Owner name: EASTMAN KODAK COMPANY, NEW YORK
Free format text: ASSIGNMENT OF ASSIGNORS INTEREST.;ASSIGNORS:RODENBERG, ORVILLE C.;WALGROVE, GEORGE R., III;DUNAWAY,DAVID L.;REEL/FRAME:005759/0585;SIGNING DATES FROM 19910624 TO 19910625
|Jun 21, 1996||FPAY||Fee payment|
Year of fee payment: 4
|Jun 27, 2000||FPAY||Fee payment|
Year of fee payment: 8
|Jun 19, 2001||AS||Assignment|
Owner name: NEXPRESS SOLUTIONS LLC, NEW YORK

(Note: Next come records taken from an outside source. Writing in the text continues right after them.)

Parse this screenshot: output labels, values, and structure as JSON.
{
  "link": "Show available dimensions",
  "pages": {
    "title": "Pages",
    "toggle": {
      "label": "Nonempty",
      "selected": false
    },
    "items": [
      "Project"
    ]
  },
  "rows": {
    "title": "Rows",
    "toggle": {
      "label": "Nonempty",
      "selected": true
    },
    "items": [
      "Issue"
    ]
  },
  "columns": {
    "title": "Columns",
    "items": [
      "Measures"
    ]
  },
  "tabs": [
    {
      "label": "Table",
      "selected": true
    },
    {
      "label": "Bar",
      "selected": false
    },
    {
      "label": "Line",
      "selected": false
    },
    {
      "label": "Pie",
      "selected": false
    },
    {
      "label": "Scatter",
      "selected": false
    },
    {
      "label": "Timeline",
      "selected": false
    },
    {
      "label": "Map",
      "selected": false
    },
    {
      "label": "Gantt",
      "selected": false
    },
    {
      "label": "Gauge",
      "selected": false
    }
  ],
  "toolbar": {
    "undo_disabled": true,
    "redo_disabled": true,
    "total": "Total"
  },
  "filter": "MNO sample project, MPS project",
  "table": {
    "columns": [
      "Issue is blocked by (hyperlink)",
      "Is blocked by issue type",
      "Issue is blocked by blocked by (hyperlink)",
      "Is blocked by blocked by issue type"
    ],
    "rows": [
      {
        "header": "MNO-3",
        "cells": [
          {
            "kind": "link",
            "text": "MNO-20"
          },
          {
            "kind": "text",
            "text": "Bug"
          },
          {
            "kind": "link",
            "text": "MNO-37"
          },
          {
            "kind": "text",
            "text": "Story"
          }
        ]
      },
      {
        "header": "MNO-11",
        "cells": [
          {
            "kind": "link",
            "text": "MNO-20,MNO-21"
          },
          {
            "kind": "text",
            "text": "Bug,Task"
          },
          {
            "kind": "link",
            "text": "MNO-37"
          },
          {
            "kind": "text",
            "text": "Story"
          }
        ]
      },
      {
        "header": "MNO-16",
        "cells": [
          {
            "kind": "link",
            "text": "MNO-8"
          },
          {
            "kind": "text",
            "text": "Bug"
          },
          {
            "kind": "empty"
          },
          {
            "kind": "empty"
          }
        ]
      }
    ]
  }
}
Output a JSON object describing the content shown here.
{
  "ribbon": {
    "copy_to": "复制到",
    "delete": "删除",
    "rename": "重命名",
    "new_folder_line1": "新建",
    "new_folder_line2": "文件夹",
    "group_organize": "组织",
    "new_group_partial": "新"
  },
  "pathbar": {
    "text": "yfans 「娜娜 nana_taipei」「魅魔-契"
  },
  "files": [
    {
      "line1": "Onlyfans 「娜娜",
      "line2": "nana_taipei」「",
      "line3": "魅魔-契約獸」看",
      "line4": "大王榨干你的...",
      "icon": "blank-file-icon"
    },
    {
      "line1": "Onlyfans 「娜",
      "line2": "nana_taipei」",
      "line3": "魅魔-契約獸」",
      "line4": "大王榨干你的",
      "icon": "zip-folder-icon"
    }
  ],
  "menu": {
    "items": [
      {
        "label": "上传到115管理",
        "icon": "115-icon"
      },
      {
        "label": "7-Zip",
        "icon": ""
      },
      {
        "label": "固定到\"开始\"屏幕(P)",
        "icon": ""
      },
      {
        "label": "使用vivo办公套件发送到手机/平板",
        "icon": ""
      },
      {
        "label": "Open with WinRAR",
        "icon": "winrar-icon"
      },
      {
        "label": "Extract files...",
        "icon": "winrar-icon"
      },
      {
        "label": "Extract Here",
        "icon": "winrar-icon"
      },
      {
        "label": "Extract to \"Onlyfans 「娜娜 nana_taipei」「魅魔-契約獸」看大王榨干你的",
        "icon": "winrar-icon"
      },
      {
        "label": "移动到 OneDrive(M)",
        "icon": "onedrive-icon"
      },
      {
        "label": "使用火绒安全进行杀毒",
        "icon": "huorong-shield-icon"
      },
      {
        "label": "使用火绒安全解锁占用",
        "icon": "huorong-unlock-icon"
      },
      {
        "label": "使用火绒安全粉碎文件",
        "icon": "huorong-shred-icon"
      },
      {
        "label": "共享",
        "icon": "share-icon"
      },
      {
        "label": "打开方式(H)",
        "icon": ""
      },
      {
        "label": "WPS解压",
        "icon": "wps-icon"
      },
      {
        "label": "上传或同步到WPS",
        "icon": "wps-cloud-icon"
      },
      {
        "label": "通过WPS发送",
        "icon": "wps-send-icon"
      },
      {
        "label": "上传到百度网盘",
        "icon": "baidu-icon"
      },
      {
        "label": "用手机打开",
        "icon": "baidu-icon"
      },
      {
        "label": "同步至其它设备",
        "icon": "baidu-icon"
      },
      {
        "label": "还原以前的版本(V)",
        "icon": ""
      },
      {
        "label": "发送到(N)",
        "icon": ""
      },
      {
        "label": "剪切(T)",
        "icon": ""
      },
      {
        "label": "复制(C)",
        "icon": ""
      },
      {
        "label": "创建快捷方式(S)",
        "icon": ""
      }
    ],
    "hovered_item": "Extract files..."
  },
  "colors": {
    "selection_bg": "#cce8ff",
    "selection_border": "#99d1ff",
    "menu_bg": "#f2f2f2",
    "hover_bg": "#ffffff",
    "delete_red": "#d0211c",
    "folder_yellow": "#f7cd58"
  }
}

Free format text: ASSIGNMENT OF ASSIGNORS INTEREST;ASSIGNOR:EASTMAN KODAK COMPANY;REEL/FRAME:012036/0959
Effective date: 20000717
|Jun 9, 2004||FPAY||Fee payment|
Year of fee payment: 12
|Oct 15, 2004||AS||Assignment|
Owner name: EASTMAN KODAK COMPANY, NEW YORK
Free format text: ASSIGNMENT OF ASSIGNORS INTEREST;ASSIGNOR:NEXPRESS SOLUTIONS, INC. (FORMERLY NEXPRESS SOLUTIONS LLC);REEL/FRAME:015928/0176
Effective date: 20040909